During our discussion, I found one thing particularly interesting. Many Australian families hosting students or volunteers from a collectivist culture, are shocked because the students they are hosting are inactive from their perspective. The students stay at home a lot of the time, and are ‘waiting’ for their host families to return, so that they have something to do. For Australians, this often feels like a lack of initiative from the side of their host students. In a similar fashion, they might not help out with the house chores by their own accord. The result is, that the families then feel like the students lack in initiative, or even maturity. A big shock can also be to find that a 18 year old can not cook, or even use the microwave.
What we have to keep in mind, then, are the role expectations of these students back in their own countries. If they are from Indonesia, for example, they may have grown up in a household which employs one or two housekeepers on a permanent basis, living with the family. Throughout their childhood, and adolescence, of course these students then don’t learn how to cook. In Indonesia, a country with a high power distance, people do the work according to their level in hierarchy. There is no need for someone from a family from a white-collar background to do the cooking, nor is it valued by society. In other words, the student is behaving like he is expected to behave in his own country. His role is to bring in good grades and to contribute to the family life by spending the evenings with them. And since the father and mother are higher in the hierarchy than him or her, he or she will wait for the father and mother to come home so that they can spend time together.
In the same way like they exist in families, these kind of role expectations exist within teams, too.
When a new employee from a country with a high power distance joins your team, make sure that he or she understands his or her team roles. Maybe he or she is used to receiving orders by superiors, and this goes against what you would call ‘taking initiative’. The problem then is, and that is something I learned from the training, that when employees newly arrive at the organization, often the tendency of managers, or team leaders is to say: “oh, he or she are just new here. Let’s give her some to adjust!”. While these are noble intentions, this can lead to serious problems. Since the new employees do not get an explicit clarification of their role in the team, they just act according to the standards they already now. And that is to receive orders from superiors, and to then implement them.
All this then leads to two problems:
1. their behaviour becomes a habit and habits are extremely difficult to change

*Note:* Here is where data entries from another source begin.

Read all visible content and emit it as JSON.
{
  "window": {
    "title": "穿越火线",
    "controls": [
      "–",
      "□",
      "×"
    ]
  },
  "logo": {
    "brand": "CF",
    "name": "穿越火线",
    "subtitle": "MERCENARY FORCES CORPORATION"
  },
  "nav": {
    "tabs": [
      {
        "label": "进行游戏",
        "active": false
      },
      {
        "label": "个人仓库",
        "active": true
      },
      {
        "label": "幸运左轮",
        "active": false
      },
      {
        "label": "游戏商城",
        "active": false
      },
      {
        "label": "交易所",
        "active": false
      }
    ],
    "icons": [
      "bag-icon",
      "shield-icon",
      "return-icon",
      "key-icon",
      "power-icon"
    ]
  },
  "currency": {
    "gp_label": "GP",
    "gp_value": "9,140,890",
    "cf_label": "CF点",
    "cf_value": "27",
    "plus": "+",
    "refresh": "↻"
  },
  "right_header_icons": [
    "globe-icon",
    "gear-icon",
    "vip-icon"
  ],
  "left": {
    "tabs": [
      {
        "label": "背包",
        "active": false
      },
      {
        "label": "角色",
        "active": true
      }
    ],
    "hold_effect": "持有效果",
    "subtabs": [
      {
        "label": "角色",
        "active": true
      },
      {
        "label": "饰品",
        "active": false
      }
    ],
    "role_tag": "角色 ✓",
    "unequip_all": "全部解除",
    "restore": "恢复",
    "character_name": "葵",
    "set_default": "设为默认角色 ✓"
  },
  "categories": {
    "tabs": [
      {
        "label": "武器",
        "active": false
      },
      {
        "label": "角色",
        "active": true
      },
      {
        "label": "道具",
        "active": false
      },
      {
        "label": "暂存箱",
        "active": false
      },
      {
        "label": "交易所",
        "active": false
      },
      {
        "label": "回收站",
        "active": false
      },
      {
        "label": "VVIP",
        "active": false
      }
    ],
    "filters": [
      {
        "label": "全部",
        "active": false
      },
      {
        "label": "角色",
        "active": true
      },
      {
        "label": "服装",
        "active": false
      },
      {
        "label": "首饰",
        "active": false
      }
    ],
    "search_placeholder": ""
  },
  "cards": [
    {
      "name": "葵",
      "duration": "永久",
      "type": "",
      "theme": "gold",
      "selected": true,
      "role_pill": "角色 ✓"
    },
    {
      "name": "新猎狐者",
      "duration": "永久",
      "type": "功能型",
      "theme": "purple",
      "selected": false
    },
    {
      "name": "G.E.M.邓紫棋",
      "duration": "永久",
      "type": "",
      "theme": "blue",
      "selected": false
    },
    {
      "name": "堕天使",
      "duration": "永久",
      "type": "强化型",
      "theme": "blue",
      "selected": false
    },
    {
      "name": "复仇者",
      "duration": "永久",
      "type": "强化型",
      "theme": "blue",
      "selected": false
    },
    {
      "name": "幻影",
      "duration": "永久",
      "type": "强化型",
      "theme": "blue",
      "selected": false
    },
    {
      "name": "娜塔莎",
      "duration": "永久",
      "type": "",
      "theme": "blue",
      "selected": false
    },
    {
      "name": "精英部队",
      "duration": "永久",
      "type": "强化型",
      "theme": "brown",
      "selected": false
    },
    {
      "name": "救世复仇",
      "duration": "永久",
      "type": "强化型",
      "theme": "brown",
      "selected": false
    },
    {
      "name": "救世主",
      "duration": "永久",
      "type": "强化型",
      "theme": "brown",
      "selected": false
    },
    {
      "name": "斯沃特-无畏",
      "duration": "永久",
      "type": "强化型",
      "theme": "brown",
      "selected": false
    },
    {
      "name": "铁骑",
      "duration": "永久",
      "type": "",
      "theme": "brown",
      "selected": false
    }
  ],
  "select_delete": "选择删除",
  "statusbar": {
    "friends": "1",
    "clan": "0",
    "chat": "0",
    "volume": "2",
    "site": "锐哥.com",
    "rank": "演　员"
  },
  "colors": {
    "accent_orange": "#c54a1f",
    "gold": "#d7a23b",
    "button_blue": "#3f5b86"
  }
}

2. after a few months, the team leader recognizes that he or she needs to give the employee feedback in this regard. But because he or she comes from a collective culture, negative feedback causes him or her to loose face, leading to different kinds of conflict.
So as you can see from all this, discussing team roles and finding a common agreement, especially with employees from different cultures, is very important. Either way, in every team, team roles are being negotiated. It is just a question of whether you do so deliberately from the beginning, or whether the roles being established unconsciously, which means that you have no control over the result.